smile. Oh my goodness it was wonderful!
We never felt rushed and were free to remain
and unwind for as long as we wished. With
the tinkling of a piano in the background,
Marilyn and I surveyed the scene and reminisced
about all the fun we'd packed into the last
five full days in London. We also calculated
how we would spend the extra holiday money
we'd saved by skillfully balancing penny
pinching with a few calculated splurges.
We were JourneyWomen who'd learned our lessons
well. P.S. Dress code at the Savoy is smart
casual attire. We wore pants and a turtleneck
and that was adequate. Reservations are
generally recommended: + 44(0)20 7420 2356
or email: firstname.lastname@example.org
Note: The Savoy closed to
undergo a £100 million restoration.
The hotel will reopen some time in 2010.
travel guide to consider…
members of the Journeywoman Network, Polly
Boline and Barb Chesley have written, ‘You
Go Girl, London – A Travel Guide Just
For the Girls.’ The
back cover of their guide reads, ‘See
the sights women like. We highlight the
top historical sights, museums, shopping,
eateries and theatre.’
To whet your appetite, the following is
an excerpt from their female-centered guide
‘This was the first permanent memorial
to Princess Diana following her death. The
walk is seven miles long and winds through
four of London’s most beautiful parks,

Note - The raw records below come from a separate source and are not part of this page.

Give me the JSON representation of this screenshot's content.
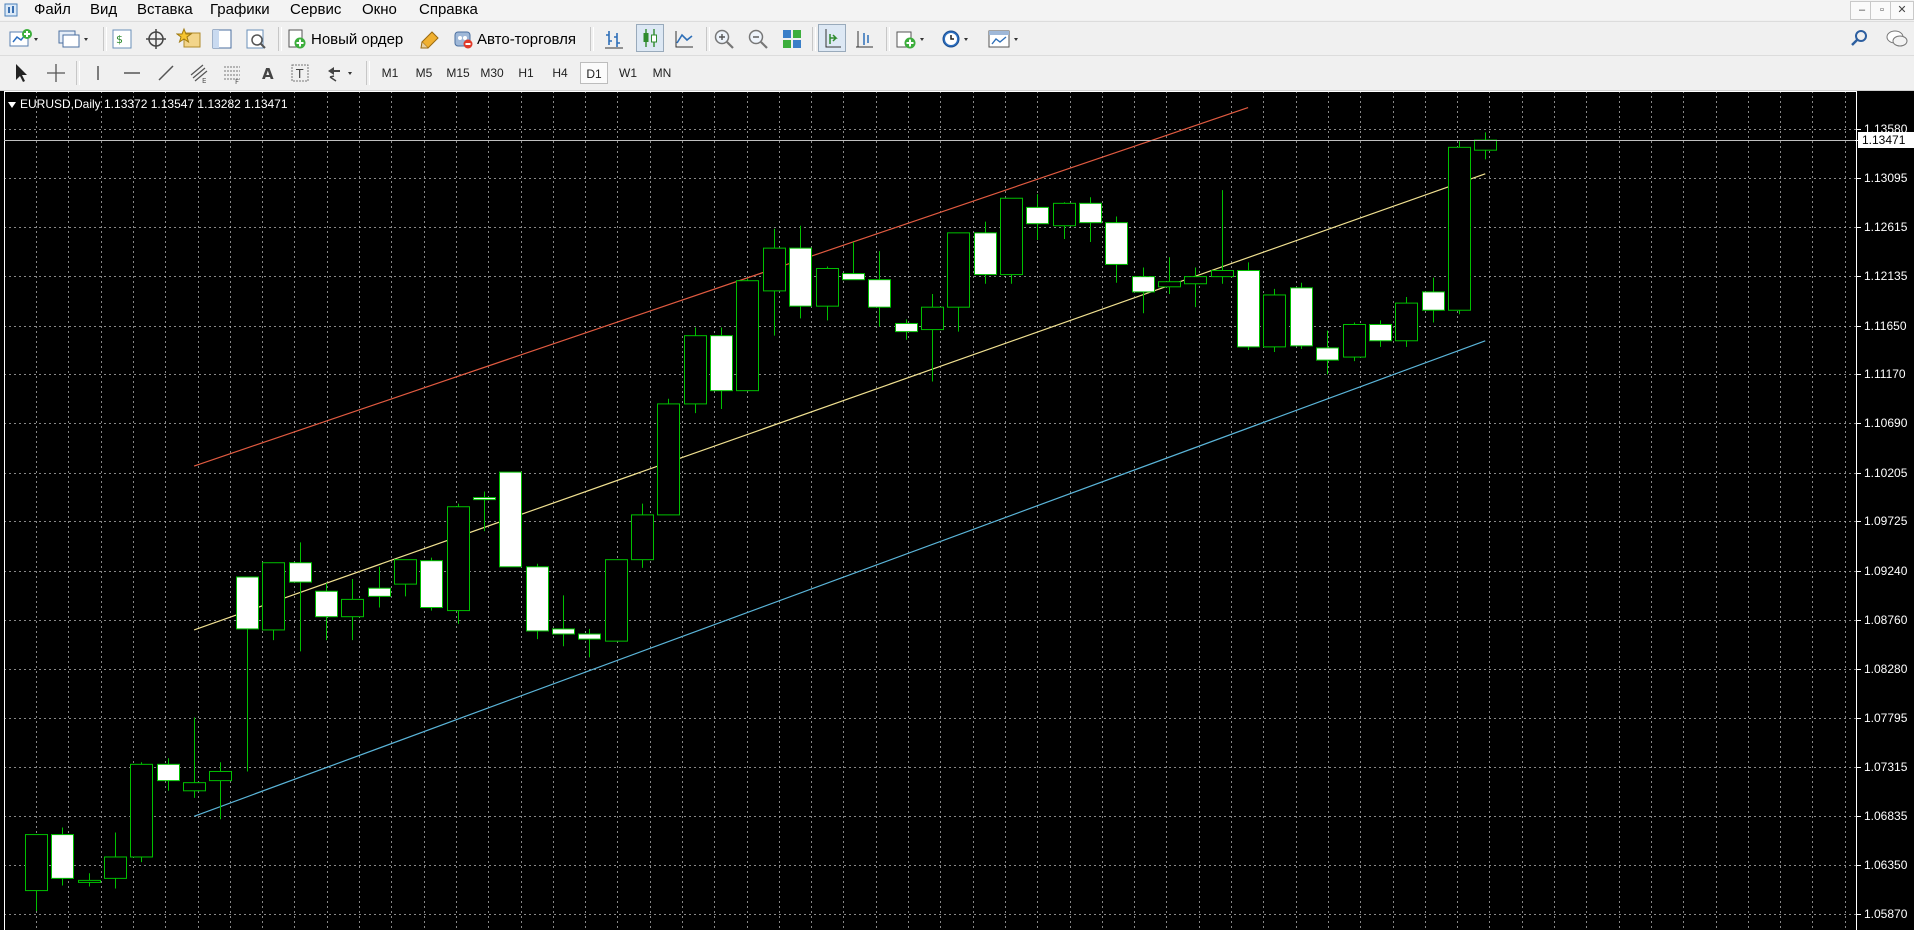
{
  "menu": {
    "items": [
      "Файл",
      "Вид",
      "Вставка",
      "Графики",
      "Сервис",
      "Окно",
      "Справка"
    ],
    "window_controls": [
      "–",
      "▫",
      "✕"
    ]
  },
  "toolbar": {
    "new_order_label": "Новый ордер",
    "autotrading_label": "Авто-торговля",
    "timeframes": [
      "M1",
      "M5",
      "M15",
      "M30",
      "H1",
      "H4",
      "D1",
      "W1",
      "MN"
    ],
    "active_timeframe": "D1"
  },
  "chart": {
    "symbol_line": "EURUSD,Daily  1.13372 1.13547 1.13282 1.13471",
    "symbol": "EURUSD",
    "period": "Daily",
    "ohlc": {
      "open": 1.13372,
      "high": 1.13547,
      "low": 1.13282,
      "close": 1.13471
    },
    "current_price_label": "1.13471",
    "current_price": 1.13471,
    "price_labels": [
      "1.13580",
      "1.13095",
      "1.12615",
      "1.12135",
      "1.11650",
      "1.11170",
      "1.10690",
      "1.10205",
      "1.09725",
      "1.09240",
      "1.08760",
      "1.08280",
      "1.07795",
      "1.07315",
      "1.06835",
      "1.06350",
      "1.05870"
    ],
    "colors": {
      "background": "#000000",
      "grid": "#c0c0c0",
      "candle_outline": "#00c000",
      "bull_body": "#000000",
      "bear_body": "#ffffff",
      "channel_upper": "#e05a40",
      "channel_middle": "#f0e090",
      "channel_lower": "#5ab4d8"
    }
  },
  "chart_data": {
    "type": "candlestick",
    "symbol": "EURUSD",
    "timeframe": "Daily",
    "ylim": [
      1.0579,
      1.1379
    ],
    "grid": true,
    "candles": [
      {
        "o": 1.061,
        "h": 1.064,
        "l": 1.059,
        "c": 1.0665
      },
      {
        "o": 1.0665,
        "h": 1.0672,
        "l": 1.0615,
        "c": 1.0622
      },
      {
        "o": 1.0619,
        "h": 1.0627,
        "l": 1.0614,
        "c": 1.062
      },
      {
        "o": 1.0622,
        "h": 1.0667,
        "l": 1.0612,
        "c": 1.0643
      },
      {
        "o": 1.0643,
        "h": 1.0736,
        "l": 1.0638,
        "c": 1.0734
      },
      {
        "o": 1.0734,
        "h": 1.074,
        "l": 1.0708,
        "c": 1.0718
      },
      {
        "o": 1.0708,
        "h": 1.078,
        "l": 1.0701,
        "c": 1.0716
      },
      {
        "o": 1.0718,
        "h": 1.0736,
        "l": 1.068,
        "c": 1.0727
      },
      {
        "o": 1.0918,
        "h": 1.0918,
        "l": 1.0727,
        "c": 1.0867
      },
      {
        "o": 1.0866,
        "h": 1.0932,
        "l": 1.0856,
        "c": 1.0932
      },
      {
        "o": 1.0932,
        "h": 1.0952,
        "l": 1.0845,
        "c": 1.0913
      },
      {
        "o": 1.0904,
        "h": 1.0912,
        "l": 1.0856,
        "c": 1.0879
      },
      {
        "o": 1.0879,
        "h": 1.0916,
        "l": 1.0856,
        "c": 1.0896
      },
      {
        "o": 1.0907,
        "h": 1.0928,
        "l": 1.0888,
        "c": 1.0899
      },
      {
        "o": 1.0911,
        "h": 1.0934,
        "l": 1.0899,
        "c": 1.0935
      },
      {
        "o": 1.0934,
        "h": 1.0937,
        "l": 1.0885,
        "c": 1.0888
      },
      {
        "o": 1.0885,
        "h": 1.099,
        "l": 1.0872,
        "c": 1.0987
      },
      {
        "o": 1.0996,
        "h": 1.1002,
        "l": 1.0963,
        "c": 1.0994
      },
      {
        "o": 1.1021,
        "h": 1.1021,
        "l": 1.0928,
        "c": 1.0928
      },
      {
        "o": 1.0928,
        "h": 1.0931,
        "l": 1.0857,
        "c": 1.0865
      },
      {
        "o": 1.0867,
        "h": 1.09,
        "l": 1.085,
        "c": 1.0862
      },
      {
        "o": 1.0862,
        "h": 1.0867,
        "l": 1.0839,
        "c": 1.0857
      },
      {
        "o": 1.0855,
        "h": 1.0935,
        "l": 1.0855,
        "c": 1.0935
      },
      {
        "o": 1.0935,
        "h": 1.099,
        "l": 1.0927,
        "c": 1.0979
      },
      {
        "o": 1.0979,
        "h": 1.1093,
        "l": 1.0979,
        "c": 1.1088
      },
      {
        "o": 1.1088,
        "h": 1.1163,
        "l": 1.1079,
        "c": 1.1155
      },
      {
        "o": 1.1155,
        "h": 1.1163,
        "l": 1.1083,
        "c": 1.1101
      },
      {
        "o": 1.1101,
        "h": 1.1211,
        "l": 1.1101,
        "c": 1.1209
      },
      {
        "o": 1.1199,
        "h": 1.126,
        "l": 1.1155,
        "c": 1.1241
      },
      {
        "o": 1.1241,
        "h": 1.1263,
        "l": 1.1172,
        "c": 1.1184
      },
      {
        "o": 1.1184,
        "h": 1.1223,
        "l": 1.117,
        "c": 1.1221
      },
      {
        "o": 1.1216,
        "h": 1.1247,
        "l": 1.121,
        "c": 1.121
      },
      {
        "o": 1.121,
        "h": 1.1238,
        "l": 1.1164,
        "c": 1.1183
      },
      {
        "o": 1.1167,
        "h": 1.1171,
        "l": 1.1151,
        "c": 1.1159
      },
      {
        "o": 1.1161,
        "h": 1.1196,
        "l": 1.111,
        "c": 1.1183
      },
      {
        "o": 1.1183,
        "h": 1.1256,
        "l": 1.1159,
        "c": 1.1256
      },
      {
        "o": 1.1256,
        "h": 1.1267,
        "l": 1.1206,
        "c": 1.1215
      },
      {
        "o": 1.1215,
        "h": 1.129,
        "l": 1.1206,
        "c": 1.129
      },
      {
        "o": 1.1281,
        "h": 1.1294,
        "l": 1.1249,
        "c": 1.1265
      },
      {
        "o": 1.1263,
        "h": 1.1286,
        "l": 1.125,
        "c": 1.1285
      },
      {
        "o": 1.1285,
        "h": 1.1291,
        "l": 1.1247,
        "c": 1.1266
      },
      {
        "o": 1.1266,
        "h": 1.1272,
        "l": 1.1207,
        "c": 1.1225
      },
      {
        "o": 1.1213,
        "h": 1.1222,
        "l": 1.1177,
        "c": 1.1198
      },
      {
        "o": 1.1203,
        "h": 1.1232,
        "l": 1.1196,
        "c": 1.1208
      },
      {
        "o": 1.1206,
        "h": 1.1222,
        "l": 1.1183,
        "c": 1.1213
      },
      {
        "o": 1.1213,
        "h": 1.1298,
        "l": 1.1206,
        "c": 1.1219
      },
      {
        "o": 1.1219,
        "h": 1.1227,
        "l": 1.1141,
        "c": 1.1144
      },
      {
        "o": 1.1144,
        "h": 1.1201,
        "l": 1.1139,
        "c": 1.1195
      },
      {
        "o": 1.1202,
        "h": 1.1207,
        "l": 1.1142,
        "c": 1.1145
      },
      {
        "o": 1.1143,
        "h": 1.116,
        "l": 1.1117,
        "c": 1.1131
      },
      {
        "o": 1.1134,
        "h": 1.1168,
        "l": 1.113,
        "c": 1.1166
      },
      {
        "o": 1.1166,
        "h": 1.117,
        "l": 1.1144,
        "c": 1.115
      },
      {
        "o": 1.115,
        "h": 1.1193,
        "l": 1.1144,
        "c": 1.1187
      },
      {
        "o": 1.1198,
        "h": 1.1212,
        "l": 1.1168,
        "c": 1.118
      },
      {
        "o": 1.118,
        "h": 1.1346,
        "l": 1.1176,
        "c": 1.134
      },
      {
        "o": 1.13372,
        "h": 1.13547,
        "l": 1.13282,
        "c": 1.13471
      }
    ],
    "channel_lines": [
      {
        "name": "upper",
        "color": "#e05a40",
        "from": {
          "bar": 6,
          "price": 1.1027
        },
        "to": {
          "bar": 46,
          "price": 1.1379
        }
      },
      {
        "name": "middle",
        "color": "#f0e090",
        "from": {
          "bar": 6,
          "price": 1.0866
        },
        "to": {
          "bar": 55,
          "price": 1.1314
        }
      },
      {
        "name": "lower",
        "color": "#5ab4d8",
        "from": {
          "bar": 6,
          "price": 1.0683
        },
        "to": {
          "bar": 55,
          "price": 1.115
        }
      }
    ]
  }
}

linking places that were important in the
life of Diana. The walk is marked by circular
plaques that have been set into the walkways.
These plaques point the way to the next
site on the walk. A wonderful place to start
is at her final home, Kensington Palace.’
To learn more visit: http://www.yougogirltravelguides.com
Read lots more